Healthy is also NOT about making an abundance of excuses for why you can’t possibly exercise or eat fruit today. Healthy is NOT about trying to outdo each other in super-sized portions for Instagram fame. Healthy is NOT about the harsh confines of diet restriction just as much as it is NOT about a daily pursuit of culinary hedonism.
Healthy is not about the extremes. Healthy is all about balance.
As I doctor I know all too well that life is incredibly short, so I won’t be advising you to give up your favourite foods. I have certainly never met a patient on death’s door who said they’d wished they’d eaten more kale.
But what I do advise is that 80% of the time you should eat like you’re going to live to be 100. Eat a wide variety of mostly unprocessed foods, not too much, mostly plants and as many different naturally-occurring colours as possible. Be open-minded and experiment. You may just figure out which fruit, veggies, grains and pulses you genuinely like, which work within your budget and restraints of cooking time.
However, I appreciate that there’s no point living to be 100 if you can’t enjoy yourself along the way. So 20% of the time, give yourself permission to eat the dessert and drink the wine, on the proviso that you have a fantastic time doing it. Immerse yourself in the moment, be mindful and thoroughly enjoy every bite of it.

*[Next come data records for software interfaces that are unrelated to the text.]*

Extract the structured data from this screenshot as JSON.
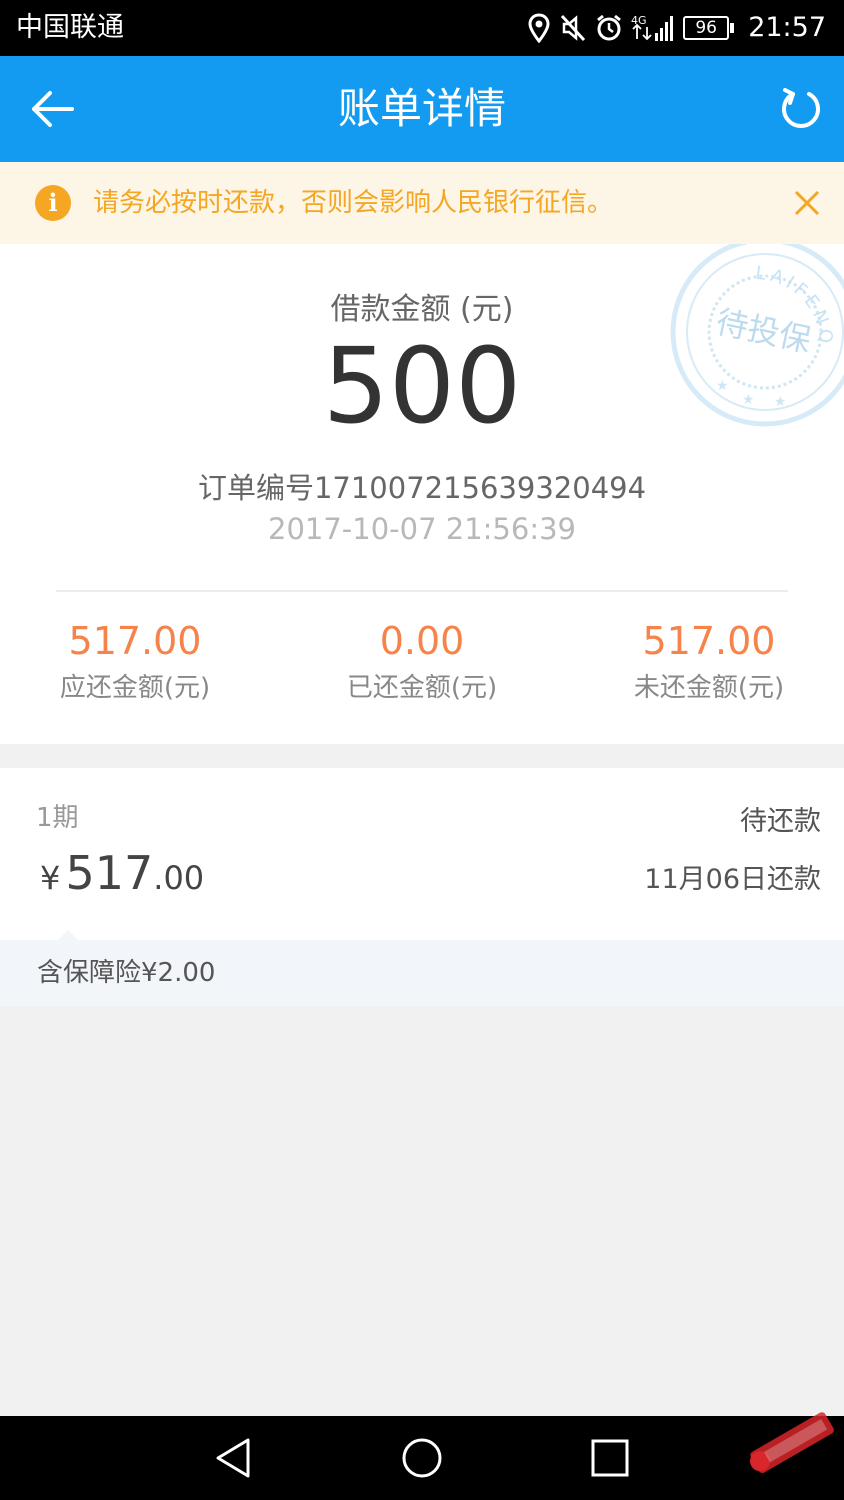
{
  "status_bar": {
    "carrier": "中国联通",
    "network": "4G",
    "battery": "96",
    "time": "21:57"
  },
  "header": {
    "title": "账单详情",
    "back_icon": "arrow-left-icon",
    "refresh_icon": "refresh-icon"
  },
  "notice": {
    "text": "请务必按时还款，否则会影响人民银行征信。",
    "icon": "info-icon",
    "color": "#f5a623"
  },
  "loan": {
    "label": "借款金额 (元)",
    "amount": "500",
    "order_no": "订单编号171007215639320494",
    "order_time": "2017-10-07 21:56:39",
    "stamp_text": "待投保",
    "stamp_ring": "LAIFENQI"
  },
  "stats": [
    {
      "value": "517.00",
      "label": "应还金额(元)"
    },
    {
      "value": "0.00",
      "label": "已还金额(元)"
    },
    {
      "value": "517.00",
      "label": "未还金额(元)"
    }
  ],
  "installment": {
    "period": "1期",
    "currency": "¥",
    "amount_int": "517",
    "amount_dec": ".00",
    "status": "待还款",
    "due": "11月06日还款"
  },
  "insurance": {
    "text": "含保障险¥2.00"
  },
  "colors": {
    "app_bar": "#139bf2",
    "accent_orange": "#f5834a"
  }
}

Have your oats, but don’t forget the cheesecake.
Dr Kat (BSc, MBBS)